**** Exercise input ****

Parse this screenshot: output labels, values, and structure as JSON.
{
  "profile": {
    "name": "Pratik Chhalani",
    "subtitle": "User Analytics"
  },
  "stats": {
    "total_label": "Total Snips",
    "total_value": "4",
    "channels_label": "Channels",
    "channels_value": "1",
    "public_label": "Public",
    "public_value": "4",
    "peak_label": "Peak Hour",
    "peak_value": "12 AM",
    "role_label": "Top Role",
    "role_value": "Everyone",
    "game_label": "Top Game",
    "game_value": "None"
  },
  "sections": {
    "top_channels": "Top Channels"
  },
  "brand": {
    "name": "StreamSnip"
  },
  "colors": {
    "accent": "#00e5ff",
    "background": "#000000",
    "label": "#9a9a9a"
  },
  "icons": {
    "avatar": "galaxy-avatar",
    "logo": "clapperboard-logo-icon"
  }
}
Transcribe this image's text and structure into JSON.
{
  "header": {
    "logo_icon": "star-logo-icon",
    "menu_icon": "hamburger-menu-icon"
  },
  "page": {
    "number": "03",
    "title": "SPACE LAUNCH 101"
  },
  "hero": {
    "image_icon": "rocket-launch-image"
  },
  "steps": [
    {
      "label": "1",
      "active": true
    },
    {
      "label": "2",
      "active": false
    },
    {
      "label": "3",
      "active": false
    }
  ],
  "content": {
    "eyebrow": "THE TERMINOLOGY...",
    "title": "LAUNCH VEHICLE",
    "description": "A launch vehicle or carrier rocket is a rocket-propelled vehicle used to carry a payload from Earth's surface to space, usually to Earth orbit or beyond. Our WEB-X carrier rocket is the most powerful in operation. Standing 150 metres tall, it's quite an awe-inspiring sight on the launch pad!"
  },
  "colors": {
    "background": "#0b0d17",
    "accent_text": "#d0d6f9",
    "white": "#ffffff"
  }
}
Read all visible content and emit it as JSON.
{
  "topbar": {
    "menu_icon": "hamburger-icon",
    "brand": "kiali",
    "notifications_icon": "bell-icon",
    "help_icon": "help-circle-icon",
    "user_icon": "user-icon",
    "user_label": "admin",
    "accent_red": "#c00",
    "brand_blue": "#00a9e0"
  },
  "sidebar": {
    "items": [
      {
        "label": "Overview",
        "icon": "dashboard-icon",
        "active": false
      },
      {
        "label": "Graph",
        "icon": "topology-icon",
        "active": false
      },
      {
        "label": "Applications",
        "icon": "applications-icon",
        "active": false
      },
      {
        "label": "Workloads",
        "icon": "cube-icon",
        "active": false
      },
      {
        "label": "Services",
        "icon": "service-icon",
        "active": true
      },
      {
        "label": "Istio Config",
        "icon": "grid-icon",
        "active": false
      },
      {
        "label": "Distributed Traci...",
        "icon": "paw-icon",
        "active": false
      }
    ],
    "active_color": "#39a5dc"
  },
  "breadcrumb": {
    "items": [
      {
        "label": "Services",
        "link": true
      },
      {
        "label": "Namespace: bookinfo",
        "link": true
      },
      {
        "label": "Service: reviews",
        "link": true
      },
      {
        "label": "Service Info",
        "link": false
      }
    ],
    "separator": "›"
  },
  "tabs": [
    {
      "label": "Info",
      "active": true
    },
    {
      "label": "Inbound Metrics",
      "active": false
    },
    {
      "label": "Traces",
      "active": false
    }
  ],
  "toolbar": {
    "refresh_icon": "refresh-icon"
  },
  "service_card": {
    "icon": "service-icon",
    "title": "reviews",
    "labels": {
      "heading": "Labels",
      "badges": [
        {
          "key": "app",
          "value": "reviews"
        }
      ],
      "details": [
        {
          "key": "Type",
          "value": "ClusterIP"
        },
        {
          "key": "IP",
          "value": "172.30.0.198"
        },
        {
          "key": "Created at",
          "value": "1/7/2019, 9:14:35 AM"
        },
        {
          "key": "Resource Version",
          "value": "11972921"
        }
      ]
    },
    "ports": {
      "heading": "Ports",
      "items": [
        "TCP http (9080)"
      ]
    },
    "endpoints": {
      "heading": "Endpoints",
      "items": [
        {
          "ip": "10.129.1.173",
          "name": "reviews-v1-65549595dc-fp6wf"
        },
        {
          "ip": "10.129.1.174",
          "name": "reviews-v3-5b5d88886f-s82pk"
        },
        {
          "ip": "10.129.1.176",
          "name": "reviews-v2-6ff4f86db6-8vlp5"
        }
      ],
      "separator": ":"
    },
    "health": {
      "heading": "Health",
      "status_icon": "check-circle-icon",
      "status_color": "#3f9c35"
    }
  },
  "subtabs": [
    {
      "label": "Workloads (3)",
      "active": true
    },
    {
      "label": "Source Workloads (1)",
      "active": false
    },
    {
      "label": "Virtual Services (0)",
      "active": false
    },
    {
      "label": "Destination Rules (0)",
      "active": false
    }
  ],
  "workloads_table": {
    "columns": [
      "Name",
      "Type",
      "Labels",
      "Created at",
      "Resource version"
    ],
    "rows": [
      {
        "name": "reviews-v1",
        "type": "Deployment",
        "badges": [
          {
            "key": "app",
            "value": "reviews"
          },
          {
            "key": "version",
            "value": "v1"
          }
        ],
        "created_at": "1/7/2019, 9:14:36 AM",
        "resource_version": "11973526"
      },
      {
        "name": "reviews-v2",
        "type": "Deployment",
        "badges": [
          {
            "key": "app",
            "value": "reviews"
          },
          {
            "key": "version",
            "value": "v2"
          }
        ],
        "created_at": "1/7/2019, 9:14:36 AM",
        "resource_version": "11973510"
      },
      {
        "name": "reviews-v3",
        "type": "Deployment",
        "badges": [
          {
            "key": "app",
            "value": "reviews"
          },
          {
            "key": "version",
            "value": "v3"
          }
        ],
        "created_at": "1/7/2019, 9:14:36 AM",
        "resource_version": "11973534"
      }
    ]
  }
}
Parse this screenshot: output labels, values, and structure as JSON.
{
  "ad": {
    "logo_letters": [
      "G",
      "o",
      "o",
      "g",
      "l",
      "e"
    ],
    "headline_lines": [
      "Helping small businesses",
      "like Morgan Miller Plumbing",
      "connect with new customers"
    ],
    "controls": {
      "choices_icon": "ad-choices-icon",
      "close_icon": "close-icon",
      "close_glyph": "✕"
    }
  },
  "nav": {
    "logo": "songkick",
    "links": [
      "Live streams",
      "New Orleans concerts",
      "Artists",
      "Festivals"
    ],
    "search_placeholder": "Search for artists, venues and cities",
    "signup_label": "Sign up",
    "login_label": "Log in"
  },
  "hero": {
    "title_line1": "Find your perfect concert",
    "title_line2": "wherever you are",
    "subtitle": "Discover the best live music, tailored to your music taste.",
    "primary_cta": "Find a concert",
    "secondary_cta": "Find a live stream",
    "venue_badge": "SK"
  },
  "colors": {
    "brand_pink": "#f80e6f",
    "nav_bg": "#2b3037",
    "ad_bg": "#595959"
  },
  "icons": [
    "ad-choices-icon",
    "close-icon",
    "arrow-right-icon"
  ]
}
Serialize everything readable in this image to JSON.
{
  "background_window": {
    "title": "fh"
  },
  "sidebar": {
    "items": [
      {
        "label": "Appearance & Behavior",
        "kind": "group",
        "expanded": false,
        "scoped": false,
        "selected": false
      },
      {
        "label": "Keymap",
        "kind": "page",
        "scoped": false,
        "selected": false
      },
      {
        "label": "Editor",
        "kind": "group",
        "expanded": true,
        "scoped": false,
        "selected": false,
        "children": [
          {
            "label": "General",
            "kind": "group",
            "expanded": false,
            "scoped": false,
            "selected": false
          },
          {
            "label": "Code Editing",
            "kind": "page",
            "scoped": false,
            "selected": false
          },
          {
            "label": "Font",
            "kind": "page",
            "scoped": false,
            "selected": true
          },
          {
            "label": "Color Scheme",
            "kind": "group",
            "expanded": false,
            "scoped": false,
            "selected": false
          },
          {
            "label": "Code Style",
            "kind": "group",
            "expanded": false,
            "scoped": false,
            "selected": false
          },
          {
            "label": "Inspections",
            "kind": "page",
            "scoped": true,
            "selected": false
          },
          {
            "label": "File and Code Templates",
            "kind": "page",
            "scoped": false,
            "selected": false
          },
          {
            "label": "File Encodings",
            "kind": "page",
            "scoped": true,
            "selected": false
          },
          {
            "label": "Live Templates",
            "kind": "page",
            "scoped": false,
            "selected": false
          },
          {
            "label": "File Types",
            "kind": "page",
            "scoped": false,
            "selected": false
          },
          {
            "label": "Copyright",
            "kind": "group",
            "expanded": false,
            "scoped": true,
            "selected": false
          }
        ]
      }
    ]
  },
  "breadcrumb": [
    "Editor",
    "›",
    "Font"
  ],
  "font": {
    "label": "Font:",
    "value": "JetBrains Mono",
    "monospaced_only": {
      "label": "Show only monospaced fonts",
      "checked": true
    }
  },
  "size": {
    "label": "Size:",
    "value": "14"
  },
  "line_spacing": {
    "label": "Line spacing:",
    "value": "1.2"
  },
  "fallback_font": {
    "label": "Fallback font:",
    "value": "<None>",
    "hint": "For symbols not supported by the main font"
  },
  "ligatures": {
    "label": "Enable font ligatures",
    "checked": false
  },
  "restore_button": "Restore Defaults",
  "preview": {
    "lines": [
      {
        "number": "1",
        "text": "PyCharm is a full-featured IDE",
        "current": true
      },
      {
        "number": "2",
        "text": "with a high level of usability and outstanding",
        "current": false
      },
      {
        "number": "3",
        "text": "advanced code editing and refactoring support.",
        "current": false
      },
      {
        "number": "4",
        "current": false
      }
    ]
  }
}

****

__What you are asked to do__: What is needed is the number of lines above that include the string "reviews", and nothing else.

__Solution to this exercise__: 12